Family preference immigrant visas are subject to numerical limitations, so even after the adoption and the two year physical and legal custody requirements have been met, there is likely to be an additional waiting period before a visa number becomes available.
Questions about this process should be directed to The Department of Homeland Security office of U.S. Citizenship and Immigration Services (USCIS), which is the federal agency responsible for the adjudication of all Form I-130 petitions, including those filed on behalf of adopted children.
A foreign-born adopted child will generally not be entitled to U.S. derivative nonimmigrant visa status. In practice, this means that U.S. nonimmigrant visa holders cannot adopt overseas and immediately bring the child back to the United States on a nonimmigrant visa of the same classification as that of the adoptive parent(s). There is an exception for an unmarried son or daughter (which would include an adopted child) of a principal nonimmigrant alien entitled to "A" (diplomatic and other foreign government officials) or "G" (foreign government representative to international organization) nonimmigrant status.
Questions about an adopted child’s eligibility for U.S. derivative nonimmigrant visa status should be addressed to the Nonimmigrant Visa Unit of the U.S. Embassy or Consulate with jurisdiction over the child’s overseas place of residence
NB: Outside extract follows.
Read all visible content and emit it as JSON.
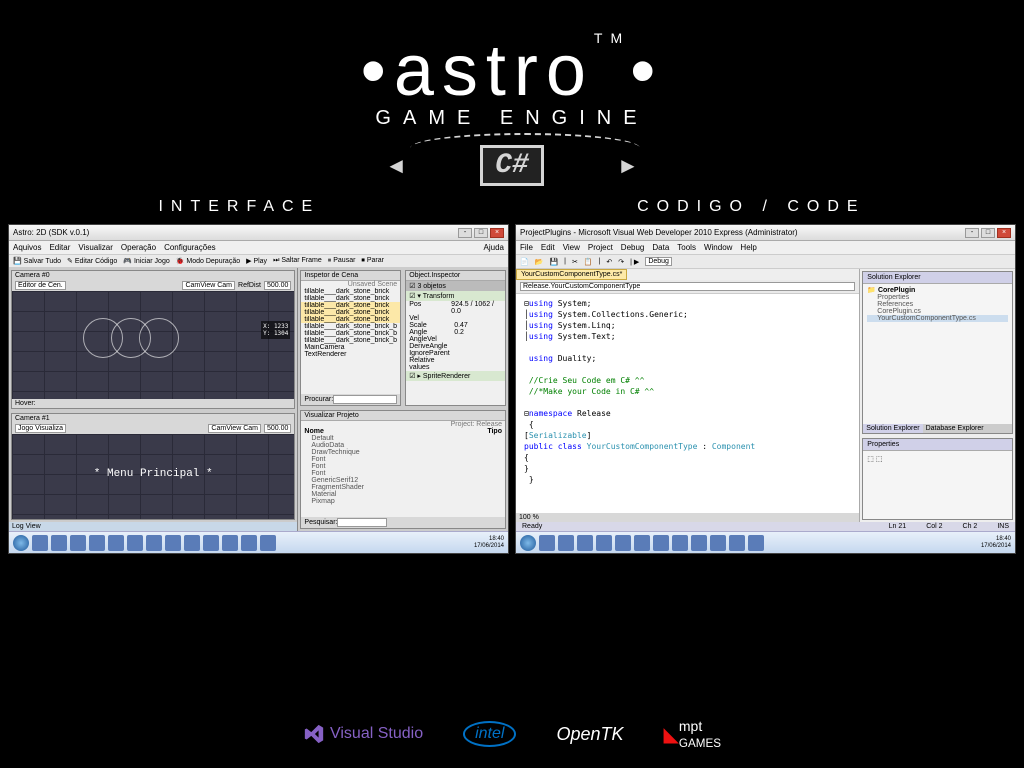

In most cases, U.S. lawful permanent residents (LPRs) who adopt children in the United States do so under domestic state adoption laws. The adopted children are generally U.S.-born, U.S. citizen children or U.S. LPRs who live in the United States. If you are a U.S. LPR and you wish to adopt a U.S. citizen child who is living in the United States, contact the State Adoption Manager in your state of residence. If you are a U.S. LPR or a U.S. citizen and you wish to adopt a child who is NOT U.S. citizen but who is physically present in the United States, please contact the U.S. Citizenship and Immigration Services (USCIS) Contact Center.
If you have questions about anything in this entire section, please write to Adoption@state.gov
Disclaimer: This information is intended as a general overview of the circumstances and requirements described. It is not a substitute for the actual Immigration and Nationality Act and its implementing regulations, nor is it a comprehensive summary of the individual provisions discussed. In the case of any inconsistencies between this document and U.S. immigration law and regulation, the law or regulation governs, as appropriate.